• **WHAT IS EXPECTED**
Which lines of the records hold the string "value"? Report only how many of them there are.

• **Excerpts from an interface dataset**
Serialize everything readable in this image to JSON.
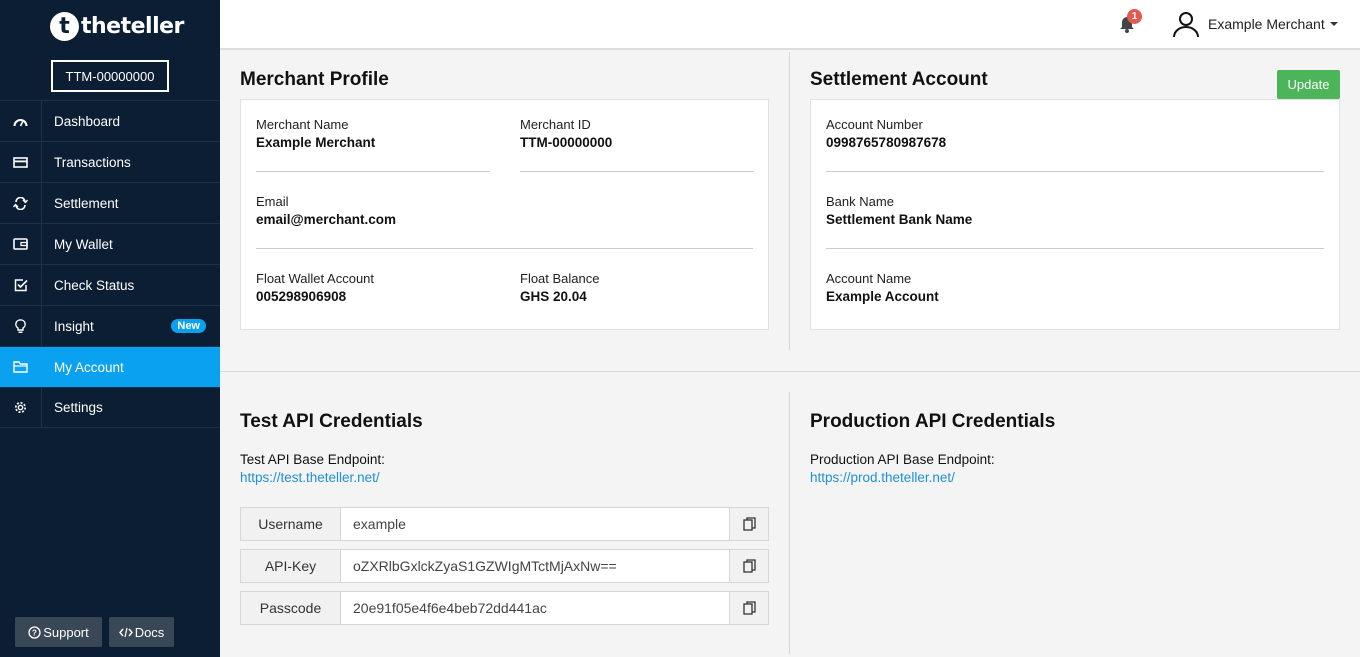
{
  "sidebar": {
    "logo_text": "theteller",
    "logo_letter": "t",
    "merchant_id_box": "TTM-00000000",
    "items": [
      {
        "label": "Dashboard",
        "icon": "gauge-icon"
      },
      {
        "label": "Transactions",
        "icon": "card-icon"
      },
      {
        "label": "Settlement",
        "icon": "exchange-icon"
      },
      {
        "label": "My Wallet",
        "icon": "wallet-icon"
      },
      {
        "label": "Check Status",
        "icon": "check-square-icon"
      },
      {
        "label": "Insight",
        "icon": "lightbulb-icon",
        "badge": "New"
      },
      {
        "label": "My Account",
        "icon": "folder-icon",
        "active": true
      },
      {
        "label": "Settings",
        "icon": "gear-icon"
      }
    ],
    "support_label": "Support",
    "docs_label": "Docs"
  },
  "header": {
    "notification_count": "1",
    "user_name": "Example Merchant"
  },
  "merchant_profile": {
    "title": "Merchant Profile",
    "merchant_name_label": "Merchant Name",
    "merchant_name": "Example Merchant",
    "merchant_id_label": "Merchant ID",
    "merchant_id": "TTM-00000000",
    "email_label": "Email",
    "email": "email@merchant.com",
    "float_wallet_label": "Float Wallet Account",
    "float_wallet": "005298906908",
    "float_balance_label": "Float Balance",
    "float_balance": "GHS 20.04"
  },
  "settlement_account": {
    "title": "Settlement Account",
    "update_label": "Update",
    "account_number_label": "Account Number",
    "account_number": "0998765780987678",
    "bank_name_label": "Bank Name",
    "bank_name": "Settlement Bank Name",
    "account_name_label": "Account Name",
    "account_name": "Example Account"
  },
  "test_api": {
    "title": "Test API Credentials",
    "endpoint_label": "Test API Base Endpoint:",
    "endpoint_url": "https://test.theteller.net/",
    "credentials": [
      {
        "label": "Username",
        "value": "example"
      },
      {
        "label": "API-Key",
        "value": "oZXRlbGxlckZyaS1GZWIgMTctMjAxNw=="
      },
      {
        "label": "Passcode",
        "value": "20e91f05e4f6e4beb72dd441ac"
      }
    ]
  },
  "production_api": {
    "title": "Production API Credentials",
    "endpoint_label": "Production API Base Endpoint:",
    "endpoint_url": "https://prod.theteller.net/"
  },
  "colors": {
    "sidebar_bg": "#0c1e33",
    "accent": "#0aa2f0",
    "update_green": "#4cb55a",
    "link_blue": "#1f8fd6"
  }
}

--

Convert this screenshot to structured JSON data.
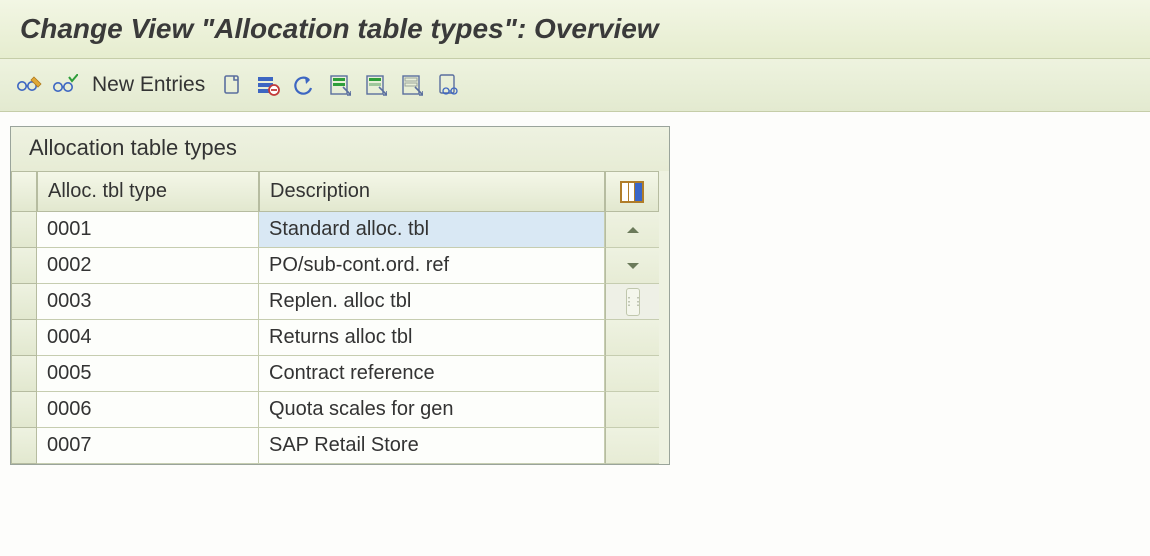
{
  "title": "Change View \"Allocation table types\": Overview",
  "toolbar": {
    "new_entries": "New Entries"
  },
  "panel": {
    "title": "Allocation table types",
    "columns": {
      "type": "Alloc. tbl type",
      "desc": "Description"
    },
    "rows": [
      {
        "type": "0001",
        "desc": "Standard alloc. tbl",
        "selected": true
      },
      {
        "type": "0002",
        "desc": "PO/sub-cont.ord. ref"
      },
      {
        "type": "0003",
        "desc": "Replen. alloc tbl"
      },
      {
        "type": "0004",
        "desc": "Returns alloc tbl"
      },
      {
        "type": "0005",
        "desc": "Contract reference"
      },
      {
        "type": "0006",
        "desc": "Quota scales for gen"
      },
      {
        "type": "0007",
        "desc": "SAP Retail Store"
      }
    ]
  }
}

• **FINAL ANSWER**
3